Where the word "speaker" appears in a line below, copy the whole line.

[Opening Entries provided section]

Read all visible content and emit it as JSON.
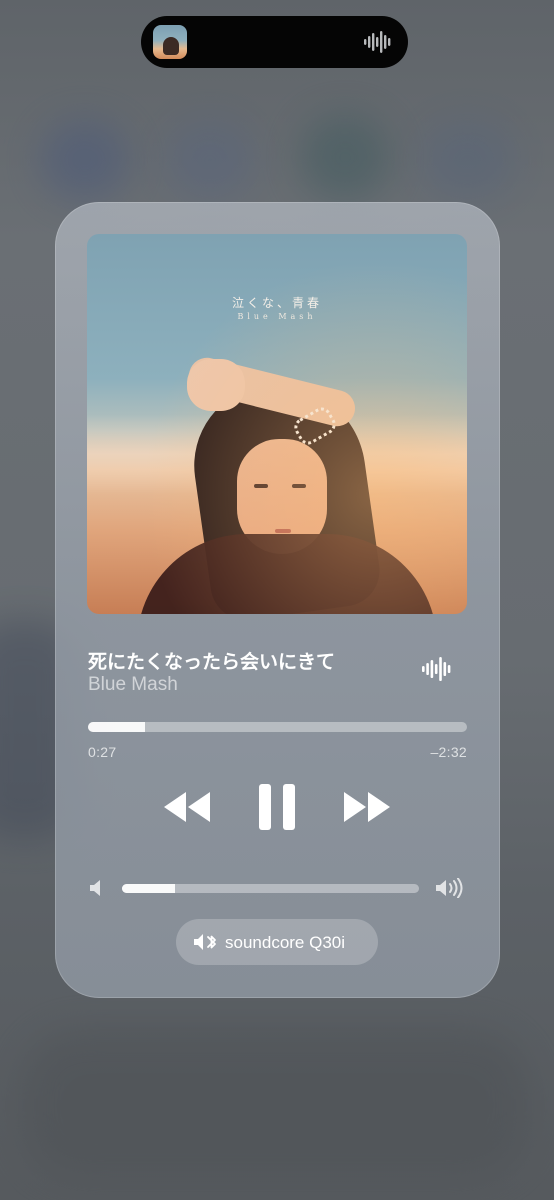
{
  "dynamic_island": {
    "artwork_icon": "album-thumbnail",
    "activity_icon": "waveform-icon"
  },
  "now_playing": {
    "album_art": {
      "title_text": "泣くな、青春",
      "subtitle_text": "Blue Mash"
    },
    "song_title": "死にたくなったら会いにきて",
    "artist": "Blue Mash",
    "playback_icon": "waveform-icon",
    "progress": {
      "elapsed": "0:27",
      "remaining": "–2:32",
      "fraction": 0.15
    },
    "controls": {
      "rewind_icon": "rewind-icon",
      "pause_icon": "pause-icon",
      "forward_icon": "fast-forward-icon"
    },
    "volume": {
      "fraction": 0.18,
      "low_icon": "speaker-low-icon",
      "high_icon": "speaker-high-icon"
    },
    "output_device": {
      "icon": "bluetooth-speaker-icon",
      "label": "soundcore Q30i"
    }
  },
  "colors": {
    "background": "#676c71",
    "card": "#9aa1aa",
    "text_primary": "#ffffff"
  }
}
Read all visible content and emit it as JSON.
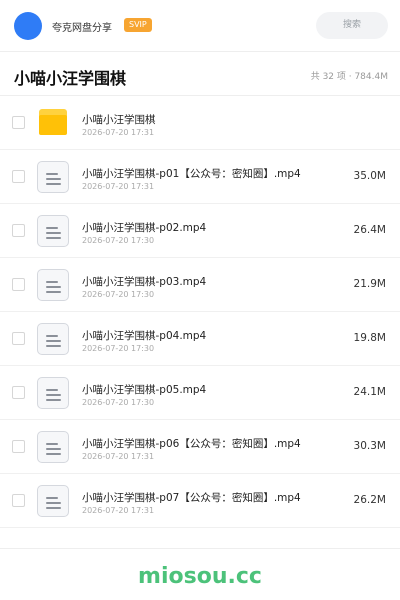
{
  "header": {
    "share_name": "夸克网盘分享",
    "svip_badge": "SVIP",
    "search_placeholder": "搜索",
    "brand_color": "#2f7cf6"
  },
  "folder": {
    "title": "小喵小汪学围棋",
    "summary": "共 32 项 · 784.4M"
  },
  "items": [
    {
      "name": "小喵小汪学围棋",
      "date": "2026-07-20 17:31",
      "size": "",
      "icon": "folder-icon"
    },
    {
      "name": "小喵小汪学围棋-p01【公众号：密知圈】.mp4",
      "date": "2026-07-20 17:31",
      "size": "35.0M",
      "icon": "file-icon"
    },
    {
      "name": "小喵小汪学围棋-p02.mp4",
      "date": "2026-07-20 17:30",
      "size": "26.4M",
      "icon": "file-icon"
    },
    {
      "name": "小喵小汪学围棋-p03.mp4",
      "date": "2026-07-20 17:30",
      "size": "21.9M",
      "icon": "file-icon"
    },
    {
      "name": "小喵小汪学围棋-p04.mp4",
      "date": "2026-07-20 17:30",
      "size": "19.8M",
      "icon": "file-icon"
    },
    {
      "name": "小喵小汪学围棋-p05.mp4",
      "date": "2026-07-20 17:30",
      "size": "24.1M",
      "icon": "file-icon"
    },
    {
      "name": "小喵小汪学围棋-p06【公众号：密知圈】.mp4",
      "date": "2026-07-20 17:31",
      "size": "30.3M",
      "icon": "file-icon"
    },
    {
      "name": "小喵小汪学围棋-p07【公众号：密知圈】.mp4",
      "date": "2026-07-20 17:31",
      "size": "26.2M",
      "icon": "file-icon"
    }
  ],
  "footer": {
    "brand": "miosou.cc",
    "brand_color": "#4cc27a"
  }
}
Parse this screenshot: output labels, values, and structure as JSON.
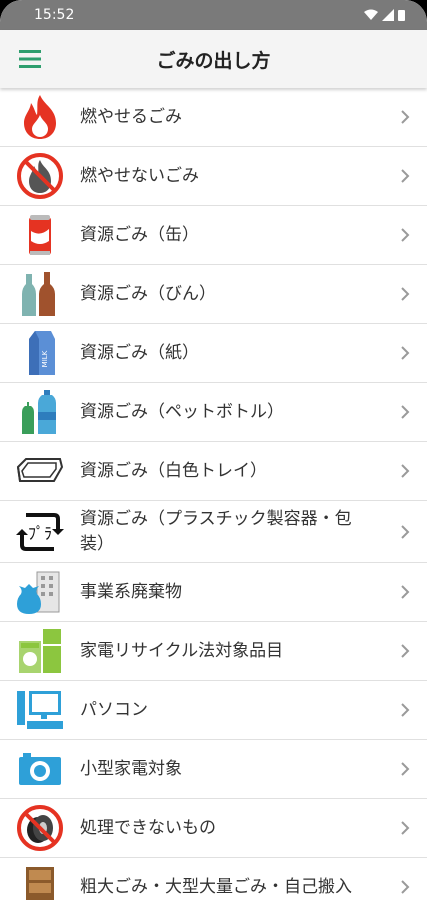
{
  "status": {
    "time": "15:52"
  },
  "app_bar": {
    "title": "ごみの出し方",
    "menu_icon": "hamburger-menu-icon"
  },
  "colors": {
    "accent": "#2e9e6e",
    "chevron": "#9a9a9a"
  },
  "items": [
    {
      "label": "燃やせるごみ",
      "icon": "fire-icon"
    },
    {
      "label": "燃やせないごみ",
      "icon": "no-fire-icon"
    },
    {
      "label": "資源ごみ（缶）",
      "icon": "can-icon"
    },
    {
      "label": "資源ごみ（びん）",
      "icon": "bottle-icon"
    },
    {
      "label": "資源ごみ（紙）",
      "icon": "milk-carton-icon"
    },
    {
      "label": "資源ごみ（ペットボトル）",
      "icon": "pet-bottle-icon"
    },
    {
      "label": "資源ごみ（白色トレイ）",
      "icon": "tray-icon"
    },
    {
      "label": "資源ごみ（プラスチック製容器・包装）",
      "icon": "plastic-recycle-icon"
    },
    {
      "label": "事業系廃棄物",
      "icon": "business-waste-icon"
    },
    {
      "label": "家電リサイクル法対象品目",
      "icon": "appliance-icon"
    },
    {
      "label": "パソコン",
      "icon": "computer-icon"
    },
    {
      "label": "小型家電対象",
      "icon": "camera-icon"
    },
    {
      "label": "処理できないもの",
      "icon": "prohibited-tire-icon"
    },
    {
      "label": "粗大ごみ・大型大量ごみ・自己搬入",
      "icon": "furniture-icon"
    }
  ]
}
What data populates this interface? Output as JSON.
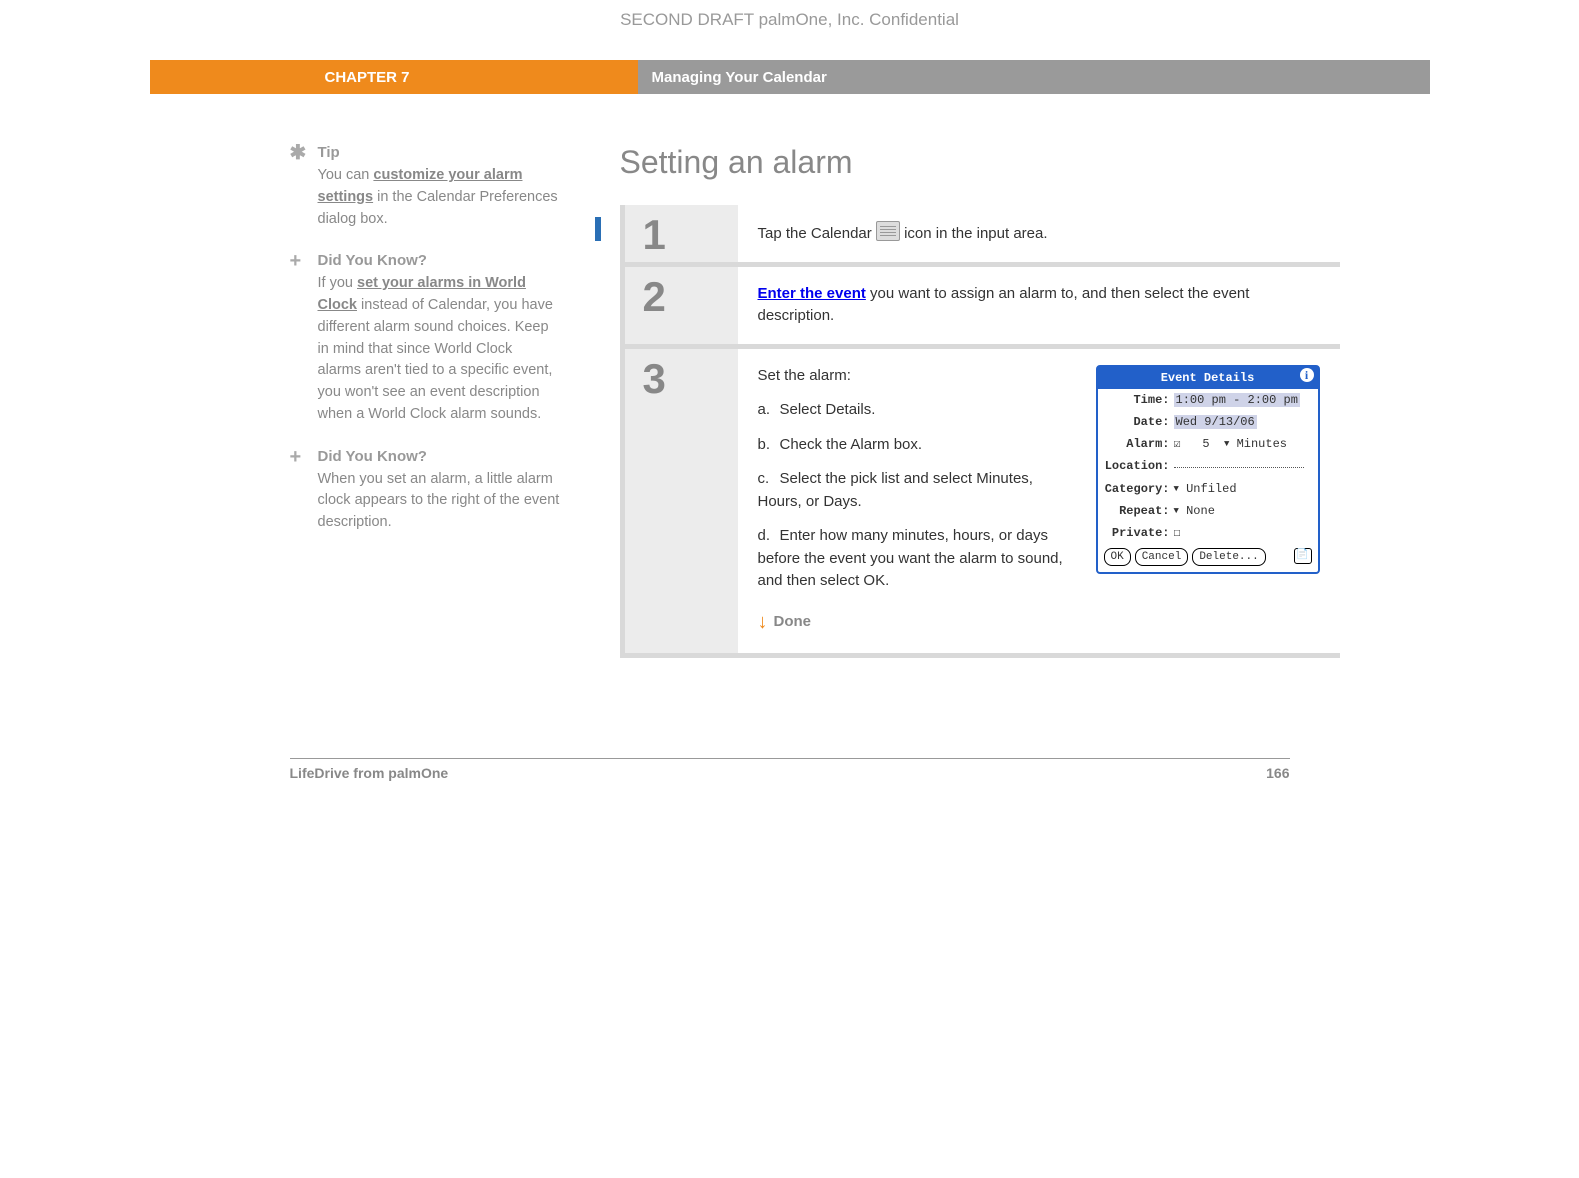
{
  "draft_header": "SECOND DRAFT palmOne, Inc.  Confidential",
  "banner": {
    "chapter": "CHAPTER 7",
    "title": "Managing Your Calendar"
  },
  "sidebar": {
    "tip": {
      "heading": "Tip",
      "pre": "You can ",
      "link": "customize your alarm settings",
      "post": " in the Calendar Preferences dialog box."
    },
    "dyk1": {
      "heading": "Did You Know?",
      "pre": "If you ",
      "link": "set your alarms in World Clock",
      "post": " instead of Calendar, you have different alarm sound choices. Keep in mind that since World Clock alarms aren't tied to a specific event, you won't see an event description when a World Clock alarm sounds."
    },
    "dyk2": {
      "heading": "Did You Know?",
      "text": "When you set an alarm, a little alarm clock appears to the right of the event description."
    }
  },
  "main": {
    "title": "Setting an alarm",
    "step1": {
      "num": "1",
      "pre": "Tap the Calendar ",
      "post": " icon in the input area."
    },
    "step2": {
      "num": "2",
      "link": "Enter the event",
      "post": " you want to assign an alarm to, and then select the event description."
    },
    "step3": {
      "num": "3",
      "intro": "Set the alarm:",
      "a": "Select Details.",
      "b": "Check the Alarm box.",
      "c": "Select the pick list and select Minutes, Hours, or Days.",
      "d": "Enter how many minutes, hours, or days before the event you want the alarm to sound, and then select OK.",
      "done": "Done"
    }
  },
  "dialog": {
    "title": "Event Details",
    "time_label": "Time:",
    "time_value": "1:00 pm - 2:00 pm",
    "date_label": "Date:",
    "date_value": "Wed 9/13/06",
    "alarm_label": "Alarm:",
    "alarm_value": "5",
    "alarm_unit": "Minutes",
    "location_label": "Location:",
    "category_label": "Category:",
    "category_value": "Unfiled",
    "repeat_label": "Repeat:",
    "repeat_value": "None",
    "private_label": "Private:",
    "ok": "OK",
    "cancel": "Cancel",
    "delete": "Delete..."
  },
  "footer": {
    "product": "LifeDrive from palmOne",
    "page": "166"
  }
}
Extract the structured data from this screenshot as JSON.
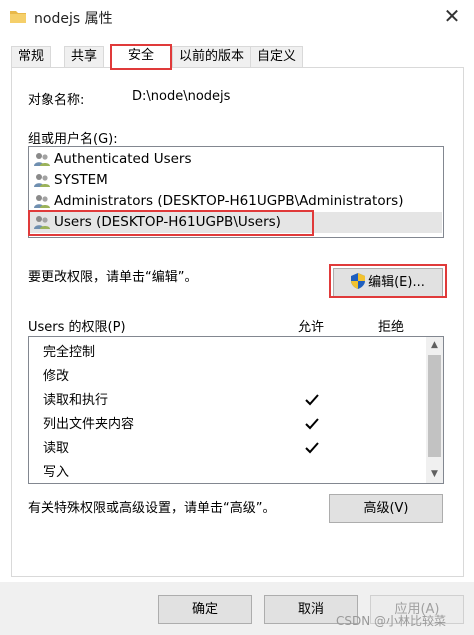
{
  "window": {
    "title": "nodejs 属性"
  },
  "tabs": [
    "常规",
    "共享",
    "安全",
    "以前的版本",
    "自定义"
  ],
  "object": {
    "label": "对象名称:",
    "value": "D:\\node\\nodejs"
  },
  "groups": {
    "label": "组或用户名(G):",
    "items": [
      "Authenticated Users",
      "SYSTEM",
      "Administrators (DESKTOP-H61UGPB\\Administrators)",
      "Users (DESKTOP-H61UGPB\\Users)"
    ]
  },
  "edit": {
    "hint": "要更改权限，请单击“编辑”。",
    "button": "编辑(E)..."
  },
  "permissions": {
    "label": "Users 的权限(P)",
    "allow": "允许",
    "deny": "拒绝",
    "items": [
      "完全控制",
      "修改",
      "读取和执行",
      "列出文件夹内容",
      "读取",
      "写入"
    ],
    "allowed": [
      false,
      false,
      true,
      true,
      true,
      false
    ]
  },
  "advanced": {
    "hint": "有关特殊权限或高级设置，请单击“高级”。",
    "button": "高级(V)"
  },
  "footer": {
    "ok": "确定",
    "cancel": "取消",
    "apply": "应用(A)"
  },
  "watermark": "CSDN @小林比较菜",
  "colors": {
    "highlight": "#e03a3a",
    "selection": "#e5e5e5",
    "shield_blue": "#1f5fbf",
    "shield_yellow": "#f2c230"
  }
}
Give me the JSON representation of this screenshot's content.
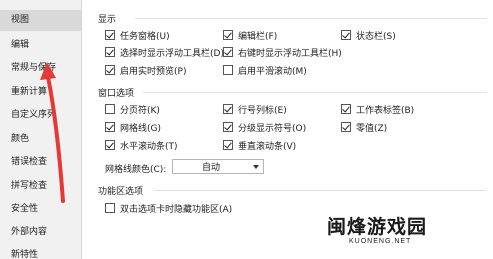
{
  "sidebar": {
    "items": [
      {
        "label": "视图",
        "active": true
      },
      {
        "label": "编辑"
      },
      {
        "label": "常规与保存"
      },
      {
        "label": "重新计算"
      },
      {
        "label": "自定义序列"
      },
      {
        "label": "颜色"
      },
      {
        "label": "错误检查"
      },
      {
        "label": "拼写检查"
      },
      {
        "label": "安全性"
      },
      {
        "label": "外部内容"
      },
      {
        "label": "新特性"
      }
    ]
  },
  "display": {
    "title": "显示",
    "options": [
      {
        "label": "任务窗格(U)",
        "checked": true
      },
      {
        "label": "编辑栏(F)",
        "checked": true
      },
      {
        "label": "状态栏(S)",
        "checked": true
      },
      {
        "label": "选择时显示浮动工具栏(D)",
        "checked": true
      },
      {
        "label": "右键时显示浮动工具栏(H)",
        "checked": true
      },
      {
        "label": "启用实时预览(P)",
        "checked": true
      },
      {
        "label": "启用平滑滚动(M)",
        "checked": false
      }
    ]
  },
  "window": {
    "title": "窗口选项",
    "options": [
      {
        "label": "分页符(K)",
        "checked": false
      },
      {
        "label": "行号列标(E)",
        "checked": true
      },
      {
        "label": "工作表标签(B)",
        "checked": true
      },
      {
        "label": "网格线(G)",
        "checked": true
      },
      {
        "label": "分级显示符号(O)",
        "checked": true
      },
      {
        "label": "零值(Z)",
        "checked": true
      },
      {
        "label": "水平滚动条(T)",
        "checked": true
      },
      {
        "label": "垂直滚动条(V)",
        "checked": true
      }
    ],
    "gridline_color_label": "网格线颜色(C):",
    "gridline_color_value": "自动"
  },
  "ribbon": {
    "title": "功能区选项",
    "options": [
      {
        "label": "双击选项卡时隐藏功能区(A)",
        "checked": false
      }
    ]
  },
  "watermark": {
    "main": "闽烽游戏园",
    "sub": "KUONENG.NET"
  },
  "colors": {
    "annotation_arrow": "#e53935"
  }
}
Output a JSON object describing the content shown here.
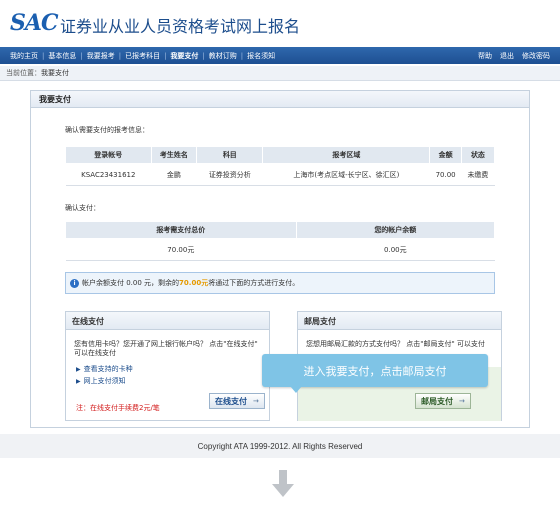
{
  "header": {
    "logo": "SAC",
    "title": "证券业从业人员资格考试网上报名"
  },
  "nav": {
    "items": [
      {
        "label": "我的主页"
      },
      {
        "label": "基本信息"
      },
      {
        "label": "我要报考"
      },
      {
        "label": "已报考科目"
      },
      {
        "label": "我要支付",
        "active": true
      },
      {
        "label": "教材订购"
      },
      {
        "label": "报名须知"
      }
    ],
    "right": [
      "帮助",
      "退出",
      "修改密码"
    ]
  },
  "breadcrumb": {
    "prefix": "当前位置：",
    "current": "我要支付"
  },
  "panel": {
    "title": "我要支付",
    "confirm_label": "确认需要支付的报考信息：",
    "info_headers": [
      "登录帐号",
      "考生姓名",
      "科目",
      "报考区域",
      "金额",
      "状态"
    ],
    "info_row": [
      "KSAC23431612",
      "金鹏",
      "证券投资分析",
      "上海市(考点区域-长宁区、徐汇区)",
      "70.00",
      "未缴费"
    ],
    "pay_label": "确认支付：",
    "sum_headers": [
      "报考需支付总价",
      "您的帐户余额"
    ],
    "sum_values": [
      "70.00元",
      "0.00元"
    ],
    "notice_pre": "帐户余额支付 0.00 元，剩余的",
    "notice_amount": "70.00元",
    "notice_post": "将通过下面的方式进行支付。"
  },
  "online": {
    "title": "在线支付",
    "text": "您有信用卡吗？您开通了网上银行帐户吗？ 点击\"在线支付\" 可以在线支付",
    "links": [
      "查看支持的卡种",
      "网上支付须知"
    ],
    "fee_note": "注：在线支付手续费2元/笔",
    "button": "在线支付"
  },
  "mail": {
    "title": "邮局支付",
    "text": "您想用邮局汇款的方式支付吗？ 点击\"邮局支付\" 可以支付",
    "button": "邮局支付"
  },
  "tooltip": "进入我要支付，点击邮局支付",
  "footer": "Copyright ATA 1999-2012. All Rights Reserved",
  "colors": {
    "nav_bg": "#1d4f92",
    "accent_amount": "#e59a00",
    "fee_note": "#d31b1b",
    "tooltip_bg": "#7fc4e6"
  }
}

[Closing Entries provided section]

_Task result:_
      "low_icon": "speaker-low-icon",
      "high_icon": "speaker-high-icon"
      "icon": "bluetooth-speaker-icon",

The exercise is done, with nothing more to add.